Be it a B2B or B2C model, any business serving a wide range of clientele calls for manufacturing. Its technology-driven productivity growth across generations continues to improve the quality of life by producing products at a reduced cost and creating employment opportunities. Effective and efficient as it is, the process itself also demands advancements to further its performance. And believe it or not, companies and governments are in a race in coming up with state-of-the-art solutions between hardware and software to gain a competitive edge.
Manufacturing entered the Fourth Industrial Revolution. It’s a phase where global production looks effortlessly possible with smart technology, M2M (machine-to-machine communication), and the internet of things (IoT), among others. With all these being readily accessible, the message seems loud and clear that the future of making is digital.
But to be clear, digital wouldn’t be possible without hardware and great mechanics wouldn’t come to fruition without smart instructions. Authors and tech leaders Thomas Philbeck and Nicholas Davis are correct. Industry 4.0’s available technologies blur the lines between the physical, digital, and biological worlds. Because to stay ahead of the competition and address the dynamic needs of consumers, investments must be a balancing act between hardware and software. For real innovation to transcend, there mustn’t be a choice among them but rather a continuous collaborative effort.

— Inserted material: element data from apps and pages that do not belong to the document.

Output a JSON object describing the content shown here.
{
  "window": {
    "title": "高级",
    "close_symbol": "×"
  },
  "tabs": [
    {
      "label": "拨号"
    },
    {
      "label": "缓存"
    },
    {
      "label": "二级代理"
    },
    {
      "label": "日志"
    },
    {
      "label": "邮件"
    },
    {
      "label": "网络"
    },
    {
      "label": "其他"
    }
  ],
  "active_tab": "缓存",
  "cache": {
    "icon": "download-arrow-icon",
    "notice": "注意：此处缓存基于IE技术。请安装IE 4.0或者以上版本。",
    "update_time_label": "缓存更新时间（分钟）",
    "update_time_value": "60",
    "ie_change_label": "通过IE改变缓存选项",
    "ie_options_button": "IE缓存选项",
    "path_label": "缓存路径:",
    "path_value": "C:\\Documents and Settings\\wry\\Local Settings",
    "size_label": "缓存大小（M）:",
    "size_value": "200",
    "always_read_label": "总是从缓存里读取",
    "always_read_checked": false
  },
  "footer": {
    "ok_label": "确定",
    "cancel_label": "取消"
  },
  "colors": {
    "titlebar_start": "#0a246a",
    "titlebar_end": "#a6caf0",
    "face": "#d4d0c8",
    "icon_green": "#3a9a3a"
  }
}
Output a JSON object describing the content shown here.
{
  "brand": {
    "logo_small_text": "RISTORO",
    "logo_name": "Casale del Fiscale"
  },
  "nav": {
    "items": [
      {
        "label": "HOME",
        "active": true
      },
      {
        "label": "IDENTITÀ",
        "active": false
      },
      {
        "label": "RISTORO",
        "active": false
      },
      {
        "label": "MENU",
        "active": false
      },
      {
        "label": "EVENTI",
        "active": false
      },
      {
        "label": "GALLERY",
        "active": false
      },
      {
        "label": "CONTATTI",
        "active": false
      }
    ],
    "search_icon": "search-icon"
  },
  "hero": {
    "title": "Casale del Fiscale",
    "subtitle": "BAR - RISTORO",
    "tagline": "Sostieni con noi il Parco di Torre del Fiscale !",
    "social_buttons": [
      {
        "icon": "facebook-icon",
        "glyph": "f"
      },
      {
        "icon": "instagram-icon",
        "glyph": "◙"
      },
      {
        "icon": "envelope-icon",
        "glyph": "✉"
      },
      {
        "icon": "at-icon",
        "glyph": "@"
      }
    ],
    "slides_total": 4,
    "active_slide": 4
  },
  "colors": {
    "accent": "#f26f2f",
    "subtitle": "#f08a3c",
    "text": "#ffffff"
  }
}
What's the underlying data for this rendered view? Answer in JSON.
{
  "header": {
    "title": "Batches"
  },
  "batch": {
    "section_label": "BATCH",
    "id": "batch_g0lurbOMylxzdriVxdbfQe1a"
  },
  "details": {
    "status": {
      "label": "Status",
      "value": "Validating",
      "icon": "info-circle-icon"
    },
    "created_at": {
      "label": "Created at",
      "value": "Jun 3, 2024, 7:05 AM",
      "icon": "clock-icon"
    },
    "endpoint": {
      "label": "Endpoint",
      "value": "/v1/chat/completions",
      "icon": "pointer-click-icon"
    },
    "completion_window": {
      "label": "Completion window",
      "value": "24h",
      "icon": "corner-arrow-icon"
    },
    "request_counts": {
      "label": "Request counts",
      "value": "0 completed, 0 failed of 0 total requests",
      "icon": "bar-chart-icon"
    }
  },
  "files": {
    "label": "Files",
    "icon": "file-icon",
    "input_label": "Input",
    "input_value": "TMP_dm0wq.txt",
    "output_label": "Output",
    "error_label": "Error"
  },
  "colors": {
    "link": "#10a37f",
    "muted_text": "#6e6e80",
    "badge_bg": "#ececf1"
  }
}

Although different in terms of meaning, hardware and software are inseparable and interdependent. Two sides of a coin each with its purpose. The former refers to physical components that a machine requires to function and to do so, they are powered and advised by the programmed instructions of the latter.
Creative Job Opportunities
As simplified by the interesting analogy of freelance journalist Rich McEachran, hardware is the heart of a manufacturer that powers the production of products, whereas software serves as the nervous system that checks and delivers information if all parts are functioning correctly. Together, they enhance business efficiency, boost productivity and profits, and help workers try out different roles with meaningful tasks.
Take robotic process automation (RPA) as an example. It’s based on metaphorical software robots or artificial intelligence (AI) that took some time to become a widely successful innovation in improving operational efficiency, most notably in the finance and healthcare industries. According to the companies using it, top benefits include reducing error rates and better managing repetitive tasks, thus developing standardization of process workflow.
What’s even more interesting about RPA is that the process of automation is nothing new, but it seems a discovery of how software fuses instructions from start to finish. And with that, it sounds like there’s a false assumption that automated super-bots will replace human labor which, in turn, causes a toll on the global economy. It can be true but only for jobs with menial and repetitive tasks. Meaning to say, with their arrival comes a creation of a bigger space where people can be retrained and refocused on core business processes – those that induce creativity and intelligence, which are only for and can be propelled by human minds.
Now, products, services, and human labor are located in a bigger, more creative space called a smart factory. It’s an interconnected shop floor of machines, communication mechanisms, and computing power, thereby being able to draw level with manufacturing’s nature of constant change and data and high-speed decision-making.
Smart factories sound highly digital. But again, they are composed of hardware and software and vice versa. From machines that ensure a seamless flow of assembly lines to cloud inventory systems like the MES of LiveTracking, all shop floors coming from different industries share the same objective: to optimize processes but result with efficiency and high quality.